● **ACTIVITY**: Below are records to reproduce in full; copy them exactly but keep the pictures out.

Segment Start: RAW DATA

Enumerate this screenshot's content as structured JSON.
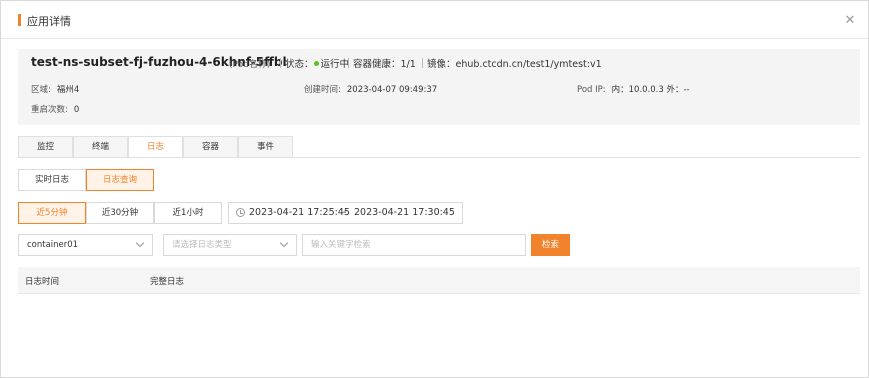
{
  "dialog": {
    "title": "应用详情",
    "close_icon": "close-icon"
  },
  "pod": {
    "name": "test-ns-subset-fj-fuzhou-4-6khnf-5ffbl",
    "tag": "(Pod名称)",
    "status_label": "状态：",
    "status_value": "运行中",
    "health_label": "容器健康：",
    "health_value": "1/1",
    "image_label": "镜像：",
    "image_value": "ehub.ctcdn.cn/test1/ymtest:v1",
    "region_label": "区域:",
    "region_value": "福州4",
    "created_label": "创建时间:",
    "created_value": "2023-04-07 09:49:37",
    "ip_label": "Pod IP:",
    "ip_value": "内：10.0.0.3  外：--",
    "restart_label": "重启次数:",
    "restart_value": "0",
    "status_color": "#52c41a"
  },
  "tabs": [
    {
      "label": "监控"
    },
    {
      "label": "终端"
    },
    {
      "label": "日志",
      "active": true
    },
    {
      "label": "容器"
    },
    {
      "label": "事件"
    }
  ],
  "log_modes": {
    "realtime": "实时日志",
    "query": "日志查询",
    "selected": "日志查询"
  },
  "time_ranges": {
    "r5": "近5分钟",
    "r30": "近30分钟",
    "r60": "近1小时",
    "selected": "近5分钟"
  },
  "date_range": {
    "start": "2023-04-21 17:25:45",
    "sep": "-",
    "end": "2023-04-21 17:30:45"
  },
  "filters": {
    "container_value": "container01",
    "log_type_placeholder": "请选择日志类型",
    "keyword_placeholder": "输入关键字检索",
    "search_label": "检索"
  },
  "table": {
    "col_time": "日志时间",
    "col_full": "完整日志"
  },
  "accent_color": "#f0832b"
}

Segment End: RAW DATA

● **YOUR RESPONSE**:
Enumerate this screenshot's content as structured JSON.
{
  "dialog": {
    "title": "应用详情",
    "close_icon": "close-icon"
  },
  "pod": {
    "name": "test-ns-subset-fj-fuzhou-4-6khnf-5ffbl",
    "tag": "(Pod名称)",
    "status_label": "状态：",
    "status_value": "运行中",
    "health_label": "容器健康：",
    "health_value": "1/1",
    "image_label": "镜像：",
    "image_value": "ehub.ctcdn.cn/test1/ymtest:v1",
    "region_label": "区域:",
    "region_value": "福州4",
    "created_label": "创建时间:",
    "created_value": "2023-04-07 09:49:37",
    "ip_label": "Pod IP:",
    "ip_value": "内：10.0.0.3  外：--",
    "restart_label": "重启次数:",
    "restart_value": "0",
    "status_color": "#52c41a"
  },
  "tabs": [
    {
      "label": "监控"
    },
    {
      "label": "终端"
    },
    {
      "label": "日志",
      "active": true
    },
    {
      "label": "容器"
    },
    {
      "label": "事件"
    }
  ],
  "log_modes": {
    "realtime": "实时日志",
    "query": "日志查询",
    "selected": "日志查询"
  },
  "time_ranges": {
    "r5": "近5分钟",
    "r30": "近30分钟",
    "r60": "近1小时",
    "selected": "近5分钟"
  },
  "date_range": {
    "start": "2023-04-21 17:25:45",
    "sep": "-",
    "end": "2023-04-21 17:30:45"
  },
  "filters": {
    "container_value": "container01",
    "log_type_placeholder": "请选择日志类型",
    "keyword_placeholder": "输入关键字检索",
    "search_label": "检索"
  },
  "table": {
    "col_time": "日志时间",
    "col_full": "完整日志"
  },
  "accent_color": "#f0832b"
}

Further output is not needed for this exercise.